Other proposed changes include:
Could Platinum Jubilee cities see house price spike?
For the Queen’s Platinum Jubilee, eight towns including Colchester and Doncaster in England, Dunfermline in Scotland, and Bangor in Northern Ireland, were awarded city status.
A prestigious achievement indeed – and historic data suggests that homeowners in these new Platinum Jubilee cities could see a welcome boost to the value of their homes. This is according to research14, which looked at house prices in towns that were awarded city status as part of the Millennium Competition in 2000, and the Queen’s Golden and Diamond Jubilees in 2002 and 2012. For example, house prices in Newport, Wales (which became a city as part of the Golden Jubilee celebrations in 2002) soared by 29% in the year that followed.
A Platinum premium
Overall, being awarded city status has led to an average 12% boost to house prices the year after, in the nine towns that became cities in 2000, 2002 and 2012. For Milton Keynes residents, with a current average house price of £315,000, this could mean a boost of nearly £37,000 to the value of their home!
FTBs facing price rise of £24 per day
First-time property prices increased by nearly £24 every single day between 2016 and 2021 – faster than the property market as a whole15. First-time buyers are having to save £43,623 more than they did in 2016 for an average property price of £223,751.
Given that the average salary for a thirtysomething (i.e. the age at which most people get on the property ladder) rose by just 10% in the same period, that’s a considerable deficit.
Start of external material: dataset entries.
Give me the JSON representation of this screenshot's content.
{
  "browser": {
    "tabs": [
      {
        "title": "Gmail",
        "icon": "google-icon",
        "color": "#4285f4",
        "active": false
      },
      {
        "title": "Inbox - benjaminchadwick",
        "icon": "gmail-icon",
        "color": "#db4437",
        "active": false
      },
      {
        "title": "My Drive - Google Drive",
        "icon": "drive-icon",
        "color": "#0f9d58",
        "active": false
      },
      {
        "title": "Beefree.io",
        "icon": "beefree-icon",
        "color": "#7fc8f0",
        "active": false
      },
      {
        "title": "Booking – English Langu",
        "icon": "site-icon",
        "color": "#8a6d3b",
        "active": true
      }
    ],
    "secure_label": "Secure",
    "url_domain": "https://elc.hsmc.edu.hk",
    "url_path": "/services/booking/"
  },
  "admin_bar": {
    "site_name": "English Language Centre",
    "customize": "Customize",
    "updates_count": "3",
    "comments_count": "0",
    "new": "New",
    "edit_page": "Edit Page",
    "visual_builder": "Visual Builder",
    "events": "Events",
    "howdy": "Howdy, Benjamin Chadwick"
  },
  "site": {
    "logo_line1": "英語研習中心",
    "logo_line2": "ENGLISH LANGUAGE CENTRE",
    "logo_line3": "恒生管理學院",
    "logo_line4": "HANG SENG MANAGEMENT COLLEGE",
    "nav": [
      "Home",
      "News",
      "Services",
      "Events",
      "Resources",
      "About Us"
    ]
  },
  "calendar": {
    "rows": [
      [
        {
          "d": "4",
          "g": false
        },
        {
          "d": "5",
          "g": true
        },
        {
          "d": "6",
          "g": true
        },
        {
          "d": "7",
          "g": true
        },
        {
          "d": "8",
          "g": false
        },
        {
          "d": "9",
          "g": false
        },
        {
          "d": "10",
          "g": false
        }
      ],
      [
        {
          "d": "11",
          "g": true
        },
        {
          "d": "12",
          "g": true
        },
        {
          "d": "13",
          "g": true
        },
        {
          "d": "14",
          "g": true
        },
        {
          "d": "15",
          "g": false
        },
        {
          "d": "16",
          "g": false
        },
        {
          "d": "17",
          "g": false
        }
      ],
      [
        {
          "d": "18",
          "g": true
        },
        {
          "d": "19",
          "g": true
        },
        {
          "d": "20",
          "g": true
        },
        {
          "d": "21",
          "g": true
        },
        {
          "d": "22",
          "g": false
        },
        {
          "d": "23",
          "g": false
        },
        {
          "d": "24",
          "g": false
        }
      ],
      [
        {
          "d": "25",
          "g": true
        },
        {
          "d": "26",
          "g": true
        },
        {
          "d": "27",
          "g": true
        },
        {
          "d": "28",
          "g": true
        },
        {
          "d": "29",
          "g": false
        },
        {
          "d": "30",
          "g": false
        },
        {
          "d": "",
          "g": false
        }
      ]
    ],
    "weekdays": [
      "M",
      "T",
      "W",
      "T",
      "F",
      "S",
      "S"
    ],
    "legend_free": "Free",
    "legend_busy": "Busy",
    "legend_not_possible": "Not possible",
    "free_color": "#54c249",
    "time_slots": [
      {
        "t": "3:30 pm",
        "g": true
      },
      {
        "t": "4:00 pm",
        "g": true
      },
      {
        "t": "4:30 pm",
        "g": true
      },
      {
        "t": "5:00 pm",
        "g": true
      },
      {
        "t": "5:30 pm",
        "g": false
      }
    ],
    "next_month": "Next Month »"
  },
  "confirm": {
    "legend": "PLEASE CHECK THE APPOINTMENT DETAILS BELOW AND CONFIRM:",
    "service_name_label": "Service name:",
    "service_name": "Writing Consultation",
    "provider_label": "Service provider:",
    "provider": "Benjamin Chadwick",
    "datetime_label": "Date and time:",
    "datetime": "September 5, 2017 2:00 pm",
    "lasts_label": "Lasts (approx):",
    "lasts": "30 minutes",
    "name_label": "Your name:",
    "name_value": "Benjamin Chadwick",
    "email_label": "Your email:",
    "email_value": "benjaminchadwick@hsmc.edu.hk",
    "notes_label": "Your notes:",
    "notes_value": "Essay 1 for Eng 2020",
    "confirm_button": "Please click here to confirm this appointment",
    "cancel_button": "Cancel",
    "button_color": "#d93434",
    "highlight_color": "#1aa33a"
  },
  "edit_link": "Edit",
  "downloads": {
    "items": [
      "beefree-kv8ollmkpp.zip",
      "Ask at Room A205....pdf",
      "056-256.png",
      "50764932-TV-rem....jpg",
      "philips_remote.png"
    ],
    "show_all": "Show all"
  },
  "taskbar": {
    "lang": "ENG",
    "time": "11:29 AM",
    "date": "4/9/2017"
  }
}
Dan Simson of Direct Line commented on the findings,
“The rate at which FTB prices have been increasing is frankly frightening. However, this generation of property owners are facing the challenge of dramatically increasing property prices in traditionally popular areas such as London and instead are buying in places that are less well-known.
We may see an even more dramatic emergence of these ‘young towns and cities’ with the increasing prevalence of remote working that enables people to be far more flexible as to where they live. Given the commitment people need to make to get on the property ladder, it is vital they protect their investment with insurance should the worst happen.”
15Direct Line, 2022
A positive approach to mortgages for over-65s
Are you over 65 and finding it challenging to get a mortgage? You’re certainly not alone, according to recent findings16.
According to research, less than two fifths (37%) of mortgage applicants over the age of 65 are offered the mortgage amount they’ve requested compared with three quarters of younger borrowers. This is despite older borrowers requesting much less – £100,000 on average – than younger buyers.
There are ways to increase your chances of securing your requested loan at an older age. Lenders will be looking for evidence you’ll be able to afford your mortgage repayments for the duration of the term, and that you have a good credit history and a stable income. Don’t despair – getting a mortgage when you’re older is absolutely doable. Whatever your situation, we can help.
16MBT Affordability Index, 2022
It is important to take professional advice before making any decision relating to your personal finances. Information within this document is based on our current understanding and can be subject to change without notice and the accuracy and completeness of the information cannot be guaranteed. It does not provide individual tailored investment advice and is for guidance only. Some rules may vary in different parts of the UK.